RAW DATA
____________________

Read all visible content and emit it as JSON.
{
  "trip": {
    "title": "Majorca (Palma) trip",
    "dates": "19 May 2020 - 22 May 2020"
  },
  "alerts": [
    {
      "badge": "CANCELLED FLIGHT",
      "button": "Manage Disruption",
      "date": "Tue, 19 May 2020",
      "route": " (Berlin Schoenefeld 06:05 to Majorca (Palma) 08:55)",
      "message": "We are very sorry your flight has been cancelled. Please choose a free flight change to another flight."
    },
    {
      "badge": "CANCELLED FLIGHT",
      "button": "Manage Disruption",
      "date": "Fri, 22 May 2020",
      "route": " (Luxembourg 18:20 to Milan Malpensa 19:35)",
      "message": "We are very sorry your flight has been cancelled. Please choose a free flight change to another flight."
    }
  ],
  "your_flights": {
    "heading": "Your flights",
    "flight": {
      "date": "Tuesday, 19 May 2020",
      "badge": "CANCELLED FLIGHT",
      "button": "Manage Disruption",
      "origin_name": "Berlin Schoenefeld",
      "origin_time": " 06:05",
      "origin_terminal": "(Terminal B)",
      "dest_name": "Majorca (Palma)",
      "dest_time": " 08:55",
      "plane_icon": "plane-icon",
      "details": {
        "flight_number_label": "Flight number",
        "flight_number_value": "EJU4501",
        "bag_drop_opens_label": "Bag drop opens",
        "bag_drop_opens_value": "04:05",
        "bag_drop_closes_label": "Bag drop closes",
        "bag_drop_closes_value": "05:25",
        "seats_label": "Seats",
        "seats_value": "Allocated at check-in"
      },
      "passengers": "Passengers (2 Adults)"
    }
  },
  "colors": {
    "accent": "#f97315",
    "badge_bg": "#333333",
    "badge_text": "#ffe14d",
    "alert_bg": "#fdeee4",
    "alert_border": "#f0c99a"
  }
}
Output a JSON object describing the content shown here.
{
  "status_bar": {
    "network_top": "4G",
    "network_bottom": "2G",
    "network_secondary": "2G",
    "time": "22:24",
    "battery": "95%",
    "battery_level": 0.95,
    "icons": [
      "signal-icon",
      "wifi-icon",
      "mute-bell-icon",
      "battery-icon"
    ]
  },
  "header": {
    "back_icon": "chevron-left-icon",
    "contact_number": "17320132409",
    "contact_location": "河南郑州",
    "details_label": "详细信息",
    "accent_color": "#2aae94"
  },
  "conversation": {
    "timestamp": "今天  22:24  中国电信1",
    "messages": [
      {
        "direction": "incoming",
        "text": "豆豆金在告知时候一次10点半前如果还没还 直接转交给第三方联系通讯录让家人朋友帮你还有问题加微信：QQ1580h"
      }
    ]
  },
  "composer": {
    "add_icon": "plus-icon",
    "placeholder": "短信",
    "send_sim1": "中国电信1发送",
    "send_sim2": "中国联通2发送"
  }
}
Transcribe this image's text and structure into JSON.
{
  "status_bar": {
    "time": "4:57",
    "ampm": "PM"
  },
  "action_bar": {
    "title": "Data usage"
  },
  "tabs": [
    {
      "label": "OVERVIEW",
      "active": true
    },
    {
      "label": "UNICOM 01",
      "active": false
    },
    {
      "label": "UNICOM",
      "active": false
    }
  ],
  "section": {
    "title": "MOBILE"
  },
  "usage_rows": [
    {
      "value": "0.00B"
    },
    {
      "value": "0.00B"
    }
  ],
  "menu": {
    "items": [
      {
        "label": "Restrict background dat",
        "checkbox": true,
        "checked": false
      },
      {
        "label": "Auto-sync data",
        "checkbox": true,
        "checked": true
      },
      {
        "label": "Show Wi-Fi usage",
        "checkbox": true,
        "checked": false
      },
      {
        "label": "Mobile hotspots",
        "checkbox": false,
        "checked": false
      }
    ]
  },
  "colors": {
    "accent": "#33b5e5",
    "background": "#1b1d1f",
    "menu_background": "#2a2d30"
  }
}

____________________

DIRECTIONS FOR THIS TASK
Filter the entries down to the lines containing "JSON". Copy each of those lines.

ANSWER FOR THIS EXERCISE
Read all visible content and emit it as JSON.
Output a JSON object describing the content shown here.
Transcribe this image's text and structure into JSON.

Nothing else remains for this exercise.